under the Electoral (Amendment) (Political Funding) Act 2012
Political Party Account Guidelines - Standards in Public Office Commission
2015 Political Parties' Statements of Accounts - Standards in Public Office Commission
the docs http://www.sipo.gov.ie/en/Reports/Po...f-Accounts.pdf http://www.sipo.gov.ie/en/Reports/Po...f-Accounts.pdf
Many small irish political parties non-compliant with SIPO requirements, they did not provide audited accounts
Accounts furnished by political parties - Standards in Public Office Commission
Table 1 – Compliance of registered political parties.

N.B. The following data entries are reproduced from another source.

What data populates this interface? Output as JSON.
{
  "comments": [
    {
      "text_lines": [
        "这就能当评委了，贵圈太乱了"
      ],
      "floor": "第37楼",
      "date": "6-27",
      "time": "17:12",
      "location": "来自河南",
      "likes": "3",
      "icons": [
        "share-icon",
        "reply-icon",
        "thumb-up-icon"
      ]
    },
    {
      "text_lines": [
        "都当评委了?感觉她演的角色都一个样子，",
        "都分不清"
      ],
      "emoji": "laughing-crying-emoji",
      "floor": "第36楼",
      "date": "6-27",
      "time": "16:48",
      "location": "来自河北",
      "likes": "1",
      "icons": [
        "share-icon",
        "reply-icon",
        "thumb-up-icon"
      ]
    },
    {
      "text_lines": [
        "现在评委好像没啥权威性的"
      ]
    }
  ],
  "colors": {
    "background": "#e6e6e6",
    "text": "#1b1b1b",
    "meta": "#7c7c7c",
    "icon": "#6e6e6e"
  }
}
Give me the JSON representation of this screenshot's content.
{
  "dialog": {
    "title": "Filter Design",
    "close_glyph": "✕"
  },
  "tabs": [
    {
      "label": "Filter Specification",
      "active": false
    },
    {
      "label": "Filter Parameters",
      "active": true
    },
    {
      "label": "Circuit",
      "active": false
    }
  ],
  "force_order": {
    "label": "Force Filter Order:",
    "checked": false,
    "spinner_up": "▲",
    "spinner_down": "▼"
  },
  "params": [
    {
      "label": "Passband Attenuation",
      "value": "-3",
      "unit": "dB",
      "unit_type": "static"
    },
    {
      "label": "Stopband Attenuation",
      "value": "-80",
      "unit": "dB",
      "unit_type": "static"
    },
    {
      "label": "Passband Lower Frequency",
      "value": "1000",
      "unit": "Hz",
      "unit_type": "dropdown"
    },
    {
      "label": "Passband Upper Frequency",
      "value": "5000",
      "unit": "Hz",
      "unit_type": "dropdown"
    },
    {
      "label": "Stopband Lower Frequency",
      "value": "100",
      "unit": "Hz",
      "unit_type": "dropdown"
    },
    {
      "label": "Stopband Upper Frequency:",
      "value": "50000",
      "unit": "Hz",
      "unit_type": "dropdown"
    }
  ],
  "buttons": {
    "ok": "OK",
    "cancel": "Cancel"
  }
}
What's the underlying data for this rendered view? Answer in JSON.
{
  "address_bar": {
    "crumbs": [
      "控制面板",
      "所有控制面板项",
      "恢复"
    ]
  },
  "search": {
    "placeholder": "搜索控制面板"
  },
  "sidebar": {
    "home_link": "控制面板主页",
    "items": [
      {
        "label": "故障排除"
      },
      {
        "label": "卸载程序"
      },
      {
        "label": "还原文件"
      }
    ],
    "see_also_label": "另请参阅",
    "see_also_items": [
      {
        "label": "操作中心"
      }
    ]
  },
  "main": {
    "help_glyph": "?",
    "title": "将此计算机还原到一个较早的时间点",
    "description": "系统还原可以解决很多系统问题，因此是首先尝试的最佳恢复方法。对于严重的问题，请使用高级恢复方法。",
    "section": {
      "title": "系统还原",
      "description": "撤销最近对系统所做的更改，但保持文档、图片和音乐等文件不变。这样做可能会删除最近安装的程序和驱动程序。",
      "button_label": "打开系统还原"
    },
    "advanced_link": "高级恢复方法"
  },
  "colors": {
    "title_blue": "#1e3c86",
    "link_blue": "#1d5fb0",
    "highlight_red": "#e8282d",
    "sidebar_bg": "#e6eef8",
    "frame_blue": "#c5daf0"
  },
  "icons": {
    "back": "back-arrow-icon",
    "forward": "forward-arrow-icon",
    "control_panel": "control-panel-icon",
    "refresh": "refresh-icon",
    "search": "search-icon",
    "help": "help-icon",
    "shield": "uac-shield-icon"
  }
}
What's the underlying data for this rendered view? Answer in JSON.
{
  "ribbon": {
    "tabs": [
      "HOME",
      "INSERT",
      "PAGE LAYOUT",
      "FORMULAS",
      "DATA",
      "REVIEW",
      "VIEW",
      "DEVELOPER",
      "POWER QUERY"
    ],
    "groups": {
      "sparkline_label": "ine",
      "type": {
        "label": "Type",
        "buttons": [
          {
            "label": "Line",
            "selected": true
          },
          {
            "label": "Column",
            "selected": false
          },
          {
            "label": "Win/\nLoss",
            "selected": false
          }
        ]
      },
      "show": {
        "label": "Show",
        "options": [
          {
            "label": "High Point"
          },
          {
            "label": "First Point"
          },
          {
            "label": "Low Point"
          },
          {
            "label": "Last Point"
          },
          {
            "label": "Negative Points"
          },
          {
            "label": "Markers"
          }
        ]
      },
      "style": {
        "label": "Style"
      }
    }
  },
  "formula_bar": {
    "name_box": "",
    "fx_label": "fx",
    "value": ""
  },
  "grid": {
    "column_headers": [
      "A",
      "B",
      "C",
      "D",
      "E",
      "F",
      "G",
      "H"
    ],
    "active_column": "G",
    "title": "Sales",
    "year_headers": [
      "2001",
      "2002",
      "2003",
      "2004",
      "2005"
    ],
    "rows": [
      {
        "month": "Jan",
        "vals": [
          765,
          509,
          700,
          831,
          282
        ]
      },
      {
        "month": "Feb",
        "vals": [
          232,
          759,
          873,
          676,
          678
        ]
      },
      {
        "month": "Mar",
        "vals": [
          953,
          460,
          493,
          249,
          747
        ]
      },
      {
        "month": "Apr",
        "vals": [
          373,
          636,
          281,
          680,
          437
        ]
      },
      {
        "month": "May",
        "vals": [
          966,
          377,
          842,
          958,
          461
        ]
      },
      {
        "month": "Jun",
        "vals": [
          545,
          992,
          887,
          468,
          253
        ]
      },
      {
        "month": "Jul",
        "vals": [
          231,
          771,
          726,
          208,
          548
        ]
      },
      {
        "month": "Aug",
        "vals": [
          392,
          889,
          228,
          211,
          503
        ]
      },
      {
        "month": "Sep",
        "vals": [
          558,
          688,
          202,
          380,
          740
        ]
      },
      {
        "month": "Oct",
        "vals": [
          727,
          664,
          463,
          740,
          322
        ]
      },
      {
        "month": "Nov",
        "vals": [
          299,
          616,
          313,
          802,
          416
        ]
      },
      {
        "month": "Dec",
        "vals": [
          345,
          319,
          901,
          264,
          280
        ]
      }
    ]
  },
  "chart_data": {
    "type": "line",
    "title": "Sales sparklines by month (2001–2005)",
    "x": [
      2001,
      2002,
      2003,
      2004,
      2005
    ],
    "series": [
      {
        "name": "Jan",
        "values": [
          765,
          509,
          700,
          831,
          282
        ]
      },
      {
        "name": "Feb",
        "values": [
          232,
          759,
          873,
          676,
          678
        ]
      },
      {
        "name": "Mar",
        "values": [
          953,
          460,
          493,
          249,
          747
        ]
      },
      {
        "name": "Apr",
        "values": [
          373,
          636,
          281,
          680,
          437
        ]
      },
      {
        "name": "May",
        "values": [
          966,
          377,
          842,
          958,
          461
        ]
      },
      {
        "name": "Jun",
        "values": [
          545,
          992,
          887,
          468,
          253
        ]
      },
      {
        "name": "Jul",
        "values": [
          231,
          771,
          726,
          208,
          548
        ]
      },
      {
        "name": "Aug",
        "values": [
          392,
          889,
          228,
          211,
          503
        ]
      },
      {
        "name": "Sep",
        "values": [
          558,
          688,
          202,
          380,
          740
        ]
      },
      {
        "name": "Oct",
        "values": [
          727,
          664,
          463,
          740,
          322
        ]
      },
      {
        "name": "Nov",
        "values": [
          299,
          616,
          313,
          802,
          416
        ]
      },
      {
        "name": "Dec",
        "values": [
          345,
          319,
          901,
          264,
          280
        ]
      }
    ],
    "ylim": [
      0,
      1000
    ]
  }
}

Political Party registered pre 2015 in receipt of State funding Compliant status Fianna Fáil Fully compliant Fine Gael Fully compliant Sinn Fein Fully compliant The Labour Party Fully compliant Political Party registered pre 2015 not in receipt of State funding Green Party Fully compliant Fis Nua Fully compliant Kerry Independence Alliance Fully compliant Workers and Unemployed Action Group Fully compliant AAA (1Jan – 31 Aug 2015) (note: party ceased to exist in 2015) Queries outstanding PBPA (1 Jan – 31 Aug 2015) (note: party ceased to exist in 2015) Queries outstanding Catholic Democrats Not compliant Communist Party of Ireland Not compliant Direct Democracy Ireland Not compliant Independents 4 Change Not compliant Irish Democratic Party Not compliant United Left Not compliant The Workers Party Not compliant Socialist Party Partly compliant Political Party registered in 2015 not in receipt of State funding Renua Fully compliant Social Democrats Fully compliant AAA/PBPA Queries outstanding United People Not compliant
Standards in Public Office Commission say audit requirements for small political parties is excessive/unduly burdensome.
Recommendations - Standards in Public Office Commission
and decided not to order audits of the small parties that did not submit them themselves http://www.sipo.gov.ie/en/Reports/Po...l-parties.htmlThis report marks the first time that political parties have been required to furnish statements of accounts to the Commission. Inevitably, issues have arisen that may not have been anticipated when the legislation was being drafted.
A number of parties are noted in this report as non-compliant with the requirements of the Act and the Guidelines. However, the requirement on all registered political parties to furnish statements of accounts and to have them audited by a public auditor, regardless of the size of the party or the extent of its income and expenditure is, in the Commission’s view, excessive.
A number of the smaller parties subject to the Act’s obligations reported no income during 2015, while others reported insufficient funds available to have accounts audited. These political parties do not receive any funding from the Exchequer. Given these circumstances, several parties noted that they are aggrieved that the Commission must now report their non- compliance with what they view as overly burdensome provisions of the legislation.
The Commission agrees that the requirements of the Act are unduly burdensome in these circumstances. The Commission is of the view that placing the same onerous obligations on parties with very little income and expenditure, and that are not in receipt of moneys from the State, is unreasonable.
The Commission recommends, therefore, that the legislation be reviewed with a view to exempting smaller parties, especially those that receive no funding from the Exchequer under either the electoral or party activities allowance legislation, from the requirement to furnish audited statements of accounts to the Commission. The Commission agrees that the requirement to furnish statements should remain, but that it is unnecessary in these circumstances for the statements to be audited.
The Commission further notes that the requirements of other legislation to produce statements are not always consistent with one another. It would be useful to reconcile the reporting requirements of all legislation that provide for state funding of political parties for administrative ease and legislative coherence.
how much would an audit cost?
Socdems auditor cost 2k http://www.sipo.gov.ie/en/Reports/Po...f-Accounts.pdf p233